# [REQUIRED WORK]
Return the lines below that carry the word "kind".

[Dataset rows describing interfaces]
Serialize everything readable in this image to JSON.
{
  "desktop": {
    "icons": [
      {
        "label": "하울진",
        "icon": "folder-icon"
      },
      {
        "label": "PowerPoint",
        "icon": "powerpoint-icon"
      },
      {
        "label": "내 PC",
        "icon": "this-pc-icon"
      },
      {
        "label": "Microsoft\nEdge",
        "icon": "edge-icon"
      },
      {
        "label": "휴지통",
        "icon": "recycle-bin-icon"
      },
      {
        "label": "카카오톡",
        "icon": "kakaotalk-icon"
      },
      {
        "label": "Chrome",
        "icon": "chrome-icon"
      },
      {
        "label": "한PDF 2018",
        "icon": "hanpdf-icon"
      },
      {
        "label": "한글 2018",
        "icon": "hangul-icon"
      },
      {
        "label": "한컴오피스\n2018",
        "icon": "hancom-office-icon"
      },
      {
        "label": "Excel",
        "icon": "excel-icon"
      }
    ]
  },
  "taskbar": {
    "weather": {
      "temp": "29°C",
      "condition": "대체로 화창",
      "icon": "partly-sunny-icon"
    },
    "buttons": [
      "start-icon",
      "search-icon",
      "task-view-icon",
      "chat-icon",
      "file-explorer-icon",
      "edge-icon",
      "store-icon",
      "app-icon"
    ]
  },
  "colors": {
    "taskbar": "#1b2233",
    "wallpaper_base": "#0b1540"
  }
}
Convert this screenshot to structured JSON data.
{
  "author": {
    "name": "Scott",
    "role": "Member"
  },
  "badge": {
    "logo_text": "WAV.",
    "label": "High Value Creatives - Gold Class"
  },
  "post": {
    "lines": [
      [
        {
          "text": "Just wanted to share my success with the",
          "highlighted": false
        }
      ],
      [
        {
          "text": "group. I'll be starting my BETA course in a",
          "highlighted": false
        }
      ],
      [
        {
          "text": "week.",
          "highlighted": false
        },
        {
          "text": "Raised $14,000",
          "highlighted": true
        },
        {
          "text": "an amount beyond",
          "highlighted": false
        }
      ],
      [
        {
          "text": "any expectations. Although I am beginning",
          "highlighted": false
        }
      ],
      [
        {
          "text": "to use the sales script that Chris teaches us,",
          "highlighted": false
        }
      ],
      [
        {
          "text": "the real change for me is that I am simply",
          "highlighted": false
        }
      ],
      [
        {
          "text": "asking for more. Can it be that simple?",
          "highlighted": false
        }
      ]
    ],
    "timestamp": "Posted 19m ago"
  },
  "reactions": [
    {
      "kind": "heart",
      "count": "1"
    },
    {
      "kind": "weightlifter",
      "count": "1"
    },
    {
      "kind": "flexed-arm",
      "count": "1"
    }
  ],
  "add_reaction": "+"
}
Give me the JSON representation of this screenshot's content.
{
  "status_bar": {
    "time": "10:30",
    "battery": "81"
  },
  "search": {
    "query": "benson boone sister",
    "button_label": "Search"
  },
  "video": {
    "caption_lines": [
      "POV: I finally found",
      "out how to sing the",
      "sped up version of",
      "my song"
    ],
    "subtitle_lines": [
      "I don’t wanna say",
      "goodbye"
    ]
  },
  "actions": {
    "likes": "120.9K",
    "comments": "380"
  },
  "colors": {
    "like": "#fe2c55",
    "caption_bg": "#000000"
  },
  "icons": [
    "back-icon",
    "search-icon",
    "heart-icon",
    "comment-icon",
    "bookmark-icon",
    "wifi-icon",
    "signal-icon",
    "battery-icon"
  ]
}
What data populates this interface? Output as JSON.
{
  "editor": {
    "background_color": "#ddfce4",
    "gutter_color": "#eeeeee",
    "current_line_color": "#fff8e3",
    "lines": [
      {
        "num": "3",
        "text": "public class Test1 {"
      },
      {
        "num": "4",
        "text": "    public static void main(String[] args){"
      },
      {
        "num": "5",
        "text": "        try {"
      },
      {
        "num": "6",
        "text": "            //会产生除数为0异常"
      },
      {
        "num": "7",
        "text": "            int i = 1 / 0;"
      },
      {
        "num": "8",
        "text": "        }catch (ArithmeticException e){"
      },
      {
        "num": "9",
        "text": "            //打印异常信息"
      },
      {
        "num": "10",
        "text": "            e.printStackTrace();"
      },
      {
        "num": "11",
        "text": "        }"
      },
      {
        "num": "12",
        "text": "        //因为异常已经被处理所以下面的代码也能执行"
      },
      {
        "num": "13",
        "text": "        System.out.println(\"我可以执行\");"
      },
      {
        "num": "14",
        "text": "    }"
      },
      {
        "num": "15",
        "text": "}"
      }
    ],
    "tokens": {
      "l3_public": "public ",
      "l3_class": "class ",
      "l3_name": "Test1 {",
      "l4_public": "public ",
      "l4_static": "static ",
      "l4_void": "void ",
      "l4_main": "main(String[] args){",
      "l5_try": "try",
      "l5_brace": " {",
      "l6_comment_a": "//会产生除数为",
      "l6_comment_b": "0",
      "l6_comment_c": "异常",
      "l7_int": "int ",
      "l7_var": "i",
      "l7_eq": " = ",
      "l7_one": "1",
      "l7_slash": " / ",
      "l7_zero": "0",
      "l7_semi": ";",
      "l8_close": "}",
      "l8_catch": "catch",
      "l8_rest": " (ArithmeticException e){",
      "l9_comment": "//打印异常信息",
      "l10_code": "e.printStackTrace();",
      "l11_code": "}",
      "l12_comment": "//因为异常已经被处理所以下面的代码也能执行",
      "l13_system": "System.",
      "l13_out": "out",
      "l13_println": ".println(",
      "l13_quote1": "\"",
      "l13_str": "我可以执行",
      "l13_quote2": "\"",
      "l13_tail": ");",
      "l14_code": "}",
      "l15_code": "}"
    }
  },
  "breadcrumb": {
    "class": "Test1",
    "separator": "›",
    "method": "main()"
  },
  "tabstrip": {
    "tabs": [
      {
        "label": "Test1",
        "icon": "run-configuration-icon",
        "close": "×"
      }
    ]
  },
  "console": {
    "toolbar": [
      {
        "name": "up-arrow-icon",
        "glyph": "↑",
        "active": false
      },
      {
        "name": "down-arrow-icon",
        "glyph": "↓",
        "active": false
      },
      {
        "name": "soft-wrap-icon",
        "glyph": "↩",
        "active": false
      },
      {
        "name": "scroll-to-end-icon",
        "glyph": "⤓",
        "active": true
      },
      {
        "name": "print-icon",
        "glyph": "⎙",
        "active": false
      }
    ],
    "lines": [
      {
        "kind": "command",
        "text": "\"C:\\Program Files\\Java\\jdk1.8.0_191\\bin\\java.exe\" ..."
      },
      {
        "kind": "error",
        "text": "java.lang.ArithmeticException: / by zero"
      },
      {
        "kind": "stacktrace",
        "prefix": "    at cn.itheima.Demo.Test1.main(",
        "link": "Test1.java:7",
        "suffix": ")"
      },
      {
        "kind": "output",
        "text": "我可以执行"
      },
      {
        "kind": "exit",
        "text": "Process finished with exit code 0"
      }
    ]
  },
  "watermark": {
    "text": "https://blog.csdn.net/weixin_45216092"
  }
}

# [TASK RESULT]
      "kind": "heart",
      "kind": "weightlifter",
      "kind": "flexed-arm",
        "kind": "command",
        "kind": "error",
        "kind": "stacktrace",
        "kind": "output",
        "kind": "exit",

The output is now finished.